Unpacking the device, you can feel the weight of the main steering console, which is much more substantial than other video game controllers. The wheel itself is well-crafted--it feels a lot more like a real racecar steering wheel than, say, the steering wheel on my 1999 Mazda Protégé! The consensus among colleagues is that Microsoft's Xbox 360 and peripherals are mechanically sound hardware--quite good for a software company.
Upon taking apart the many layers of plastic that comprise the steering wheel controller, the main PCB is exposed. There are three large ICs, two with Microsoft markings, and a third, the Atmel AT91SAM7S32. The interesting parts are the Microsoft parts. Obviously Microsoft does not make chips, so whose ICs are they? We asked the good people of Semiconductor Insights to de-encapsulate (or decap) the devices to find out.
|Bluetooth allows wireless control of the Xbox 360 driving experience.|
Looking first at the shielded wireless device labeled "Microsoft X80199," it is revealed to be a National Semiconductor LMX420CL. Further inspection of the die reveals RF and analog circuitry, as well as a significant amount of logic. From the FCC filings associated with this device, the 2.4-GHz band is mentioned as the communications frequency, so this device is indeed a Bluetooth transceiver.
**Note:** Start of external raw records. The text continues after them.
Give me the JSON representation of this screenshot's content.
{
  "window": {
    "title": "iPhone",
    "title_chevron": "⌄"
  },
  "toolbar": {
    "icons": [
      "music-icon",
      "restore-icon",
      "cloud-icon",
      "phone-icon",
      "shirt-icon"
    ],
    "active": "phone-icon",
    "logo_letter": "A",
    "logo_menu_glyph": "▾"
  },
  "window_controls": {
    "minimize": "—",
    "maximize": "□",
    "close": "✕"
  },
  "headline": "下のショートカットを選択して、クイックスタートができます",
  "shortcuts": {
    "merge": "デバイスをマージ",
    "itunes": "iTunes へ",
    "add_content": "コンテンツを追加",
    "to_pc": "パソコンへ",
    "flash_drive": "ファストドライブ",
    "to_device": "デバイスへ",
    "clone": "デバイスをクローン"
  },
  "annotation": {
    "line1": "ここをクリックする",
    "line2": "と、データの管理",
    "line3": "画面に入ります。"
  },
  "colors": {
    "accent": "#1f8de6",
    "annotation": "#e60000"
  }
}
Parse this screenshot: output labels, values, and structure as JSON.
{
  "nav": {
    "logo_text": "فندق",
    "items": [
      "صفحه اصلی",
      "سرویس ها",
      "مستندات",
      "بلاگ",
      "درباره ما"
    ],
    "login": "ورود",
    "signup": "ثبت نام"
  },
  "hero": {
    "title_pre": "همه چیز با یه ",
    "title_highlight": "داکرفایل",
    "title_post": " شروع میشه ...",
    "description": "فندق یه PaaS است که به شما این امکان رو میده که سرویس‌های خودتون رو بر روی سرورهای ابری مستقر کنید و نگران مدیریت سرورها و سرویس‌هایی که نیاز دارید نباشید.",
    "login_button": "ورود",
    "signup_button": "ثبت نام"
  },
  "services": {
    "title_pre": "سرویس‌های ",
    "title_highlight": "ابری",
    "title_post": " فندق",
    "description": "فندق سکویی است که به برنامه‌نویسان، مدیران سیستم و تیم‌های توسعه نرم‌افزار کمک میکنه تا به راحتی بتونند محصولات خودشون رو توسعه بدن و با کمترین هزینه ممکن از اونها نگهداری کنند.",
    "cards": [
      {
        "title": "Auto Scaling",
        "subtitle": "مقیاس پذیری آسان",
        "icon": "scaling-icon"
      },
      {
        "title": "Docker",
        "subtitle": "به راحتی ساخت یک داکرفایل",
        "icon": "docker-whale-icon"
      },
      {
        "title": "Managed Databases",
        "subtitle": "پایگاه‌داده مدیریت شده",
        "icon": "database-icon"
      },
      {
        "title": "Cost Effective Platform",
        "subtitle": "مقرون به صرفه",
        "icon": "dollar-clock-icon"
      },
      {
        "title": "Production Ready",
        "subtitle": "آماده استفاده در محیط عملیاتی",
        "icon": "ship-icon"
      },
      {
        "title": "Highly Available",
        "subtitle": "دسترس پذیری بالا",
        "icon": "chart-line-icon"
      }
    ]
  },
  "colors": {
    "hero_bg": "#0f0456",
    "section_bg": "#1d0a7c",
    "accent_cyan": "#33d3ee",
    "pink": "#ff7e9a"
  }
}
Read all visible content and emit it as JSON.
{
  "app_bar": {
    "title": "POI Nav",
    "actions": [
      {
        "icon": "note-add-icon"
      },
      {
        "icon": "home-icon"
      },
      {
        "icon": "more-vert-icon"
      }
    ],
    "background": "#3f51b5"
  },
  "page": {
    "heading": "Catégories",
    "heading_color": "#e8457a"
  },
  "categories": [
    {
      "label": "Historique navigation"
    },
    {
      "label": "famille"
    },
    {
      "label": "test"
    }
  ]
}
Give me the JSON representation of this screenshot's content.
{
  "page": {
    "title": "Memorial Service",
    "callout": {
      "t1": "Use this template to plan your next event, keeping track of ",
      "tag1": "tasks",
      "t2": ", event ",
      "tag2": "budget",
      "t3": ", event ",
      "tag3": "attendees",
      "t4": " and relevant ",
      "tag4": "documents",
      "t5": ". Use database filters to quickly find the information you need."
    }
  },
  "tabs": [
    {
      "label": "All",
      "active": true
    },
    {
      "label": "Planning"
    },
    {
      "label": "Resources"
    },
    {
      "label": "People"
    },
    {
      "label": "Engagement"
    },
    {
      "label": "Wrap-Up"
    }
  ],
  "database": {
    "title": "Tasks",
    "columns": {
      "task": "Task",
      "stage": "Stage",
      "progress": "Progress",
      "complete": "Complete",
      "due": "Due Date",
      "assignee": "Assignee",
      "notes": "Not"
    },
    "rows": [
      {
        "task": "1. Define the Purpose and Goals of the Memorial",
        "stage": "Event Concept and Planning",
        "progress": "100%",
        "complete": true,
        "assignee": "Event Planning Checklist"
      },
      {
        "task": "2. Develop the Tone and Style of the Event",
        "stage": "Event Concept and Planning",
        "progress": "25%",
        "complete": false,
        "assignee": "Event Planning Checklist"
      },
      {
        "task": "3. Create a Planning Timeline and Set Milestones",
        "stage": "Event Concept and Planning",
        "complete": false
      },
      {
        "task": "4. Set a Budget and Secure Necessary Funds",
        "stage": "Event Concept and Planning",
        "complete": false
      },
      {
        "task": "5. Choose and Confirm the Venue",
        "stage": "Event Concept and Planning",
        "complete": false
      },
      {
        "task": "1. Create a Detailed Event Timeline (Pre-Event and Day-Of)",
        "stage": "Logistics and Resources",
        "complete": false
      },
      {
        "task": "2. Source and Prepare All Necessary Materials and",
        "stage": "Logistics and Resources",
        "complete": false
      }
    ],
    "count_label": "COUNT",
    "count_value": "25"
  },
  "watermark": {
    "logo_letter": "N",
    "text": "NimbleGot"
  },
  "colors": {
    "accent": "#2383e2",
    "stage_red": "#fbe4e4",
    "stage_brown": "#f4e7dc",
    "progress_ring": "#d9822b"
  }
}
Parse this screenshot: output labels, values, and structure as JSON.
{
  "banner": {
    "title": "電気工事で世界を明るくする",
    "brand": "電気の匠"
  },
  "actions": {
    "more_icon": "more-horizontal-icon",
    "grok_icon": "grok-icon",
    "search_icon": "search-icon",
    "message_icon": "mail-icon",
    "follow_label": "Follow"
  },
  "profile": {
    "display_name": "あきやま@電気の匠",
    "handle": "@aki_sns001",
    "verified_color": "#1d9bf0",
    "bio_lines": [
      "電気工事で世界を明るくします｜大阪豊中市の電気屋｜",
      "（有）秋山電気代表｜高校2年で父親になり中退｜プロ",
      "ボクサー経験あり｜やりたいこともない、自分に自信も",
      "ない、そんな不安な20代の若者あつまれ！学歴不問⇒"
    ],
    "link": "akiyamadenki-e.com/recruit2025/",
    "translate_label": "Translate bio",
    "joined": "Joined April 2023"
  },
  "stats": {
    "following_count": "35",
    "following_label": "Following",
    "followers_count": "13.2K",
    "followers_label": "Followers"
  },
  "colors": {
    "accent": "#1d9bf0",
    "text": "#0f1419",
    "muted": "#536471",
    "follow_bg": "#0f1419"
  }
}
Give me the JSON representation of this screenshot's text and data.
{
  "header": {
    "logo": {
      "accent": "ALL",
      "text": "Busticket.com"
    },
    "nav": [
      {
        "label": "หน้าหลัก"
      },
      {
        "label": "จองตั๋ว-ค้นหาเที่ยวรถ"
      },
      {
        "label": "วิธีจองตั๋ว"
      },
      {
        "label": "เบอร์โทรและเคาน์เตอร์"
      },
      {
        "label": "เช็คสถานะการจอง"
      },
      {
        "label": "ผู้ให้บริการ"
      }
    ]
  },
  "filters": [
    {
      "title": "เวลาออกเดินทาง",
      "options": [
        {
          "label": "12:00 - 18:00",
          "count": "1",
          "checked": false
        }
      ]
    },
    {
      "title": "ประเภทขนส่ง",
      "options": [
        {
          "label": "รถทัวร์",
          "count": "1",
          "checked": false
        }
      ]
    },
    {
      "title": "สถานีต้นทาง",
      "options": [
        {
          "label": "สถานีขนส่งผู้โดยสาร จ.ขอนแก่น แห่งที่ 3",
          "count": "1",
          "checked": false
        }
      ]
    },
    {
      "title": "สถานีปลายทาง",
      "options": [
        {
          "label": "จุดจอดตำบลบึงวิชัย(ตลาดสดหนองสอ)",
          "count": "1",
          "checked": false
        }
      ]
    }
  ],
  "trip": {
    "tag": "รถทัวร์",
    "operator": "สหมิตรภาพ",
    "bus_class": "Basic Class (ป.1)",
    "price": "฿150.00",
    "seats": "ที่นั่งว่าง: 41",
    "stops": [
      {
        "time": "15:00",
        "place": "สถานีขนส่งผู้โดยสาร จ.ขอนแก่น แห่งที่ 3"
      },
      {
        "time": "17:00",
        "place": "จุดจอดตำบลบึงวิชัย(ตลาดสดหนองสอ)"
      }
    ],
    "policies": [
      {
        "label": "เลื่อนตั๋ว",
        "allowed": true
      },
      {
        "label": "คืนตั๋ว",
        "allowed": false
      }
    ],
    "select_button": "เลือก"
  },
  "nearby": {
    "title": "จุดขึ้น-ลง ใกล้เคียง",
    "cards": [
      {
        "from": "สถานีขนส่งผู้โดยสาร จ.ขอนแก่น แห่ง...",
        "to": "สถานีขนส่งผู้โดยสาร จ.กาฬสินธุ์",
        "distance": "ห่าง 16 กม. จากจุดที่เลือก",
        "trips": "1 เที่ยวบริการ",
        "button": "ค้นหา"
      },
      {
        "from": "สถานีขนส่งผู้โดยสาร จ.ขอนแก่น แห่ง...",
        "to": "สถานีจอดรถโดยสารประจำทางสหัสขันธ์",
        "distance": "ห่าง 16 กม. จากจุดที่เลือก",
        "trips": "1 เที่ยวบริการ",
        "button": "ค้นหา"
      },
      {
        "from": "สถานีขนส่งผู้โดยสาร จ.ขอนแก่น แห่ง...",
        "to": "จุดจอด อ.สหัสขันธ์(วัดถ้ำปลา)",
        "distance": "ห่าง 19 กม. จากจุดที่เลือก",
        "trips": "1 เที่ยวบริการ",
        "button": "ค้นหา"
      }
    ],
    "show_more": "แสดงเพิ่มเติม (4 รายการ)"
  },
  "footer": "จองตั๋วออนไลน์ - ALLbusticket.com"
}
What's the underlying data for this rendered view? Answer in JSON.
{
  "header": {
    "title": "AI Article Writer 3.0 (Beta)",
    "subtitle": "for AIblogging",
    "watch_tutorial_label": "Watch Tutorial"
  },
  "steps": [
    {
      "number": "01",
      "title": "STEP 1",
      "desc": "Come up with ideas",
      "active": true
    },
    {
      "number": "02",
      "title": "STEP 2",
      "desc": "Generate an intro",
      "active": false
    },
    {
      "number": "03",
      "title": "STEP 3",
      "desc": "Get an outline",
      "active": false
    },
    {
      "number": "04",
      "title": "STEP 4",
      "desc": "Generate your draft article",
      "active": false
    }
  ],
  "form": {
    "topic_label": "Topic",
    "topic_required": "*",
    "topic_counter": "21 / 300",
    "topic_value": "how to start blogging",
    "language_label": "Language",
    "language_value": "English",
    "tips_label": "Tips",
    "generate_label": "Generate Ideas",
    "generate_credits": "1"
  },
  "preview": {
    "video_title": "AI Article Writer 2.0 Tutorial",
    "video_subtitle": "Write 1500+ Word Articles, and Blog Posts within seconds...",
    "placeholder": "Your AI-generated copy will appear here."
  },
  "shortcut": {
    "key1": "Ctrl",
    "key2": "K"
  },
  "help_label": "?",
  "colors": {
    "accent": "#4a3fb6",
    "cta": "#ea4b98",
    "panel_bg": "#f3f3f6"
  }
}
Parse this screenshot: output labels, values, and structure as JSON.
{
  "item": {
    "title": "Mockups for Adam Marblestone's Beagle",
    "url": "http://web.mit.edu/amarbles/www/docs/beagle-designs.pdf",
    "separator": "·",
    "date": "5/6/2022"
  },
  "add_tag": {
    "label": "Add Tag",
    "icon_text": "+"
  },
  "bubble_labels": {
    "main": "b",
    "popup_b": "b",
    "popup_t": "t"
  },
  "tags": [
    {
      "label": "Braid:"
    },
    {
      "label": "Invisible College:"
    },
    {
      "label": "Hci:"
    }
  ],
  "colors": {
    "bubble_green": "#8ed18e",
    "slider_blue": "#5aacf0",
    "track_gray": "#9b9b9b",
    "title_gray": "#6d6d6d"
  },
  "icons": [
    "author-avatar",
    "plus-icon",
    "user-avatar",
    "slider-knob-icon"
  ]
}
This device cannot be found on the National Semiconductor Web site, but could be similar to their other LMX labeled Bluetooth offerings.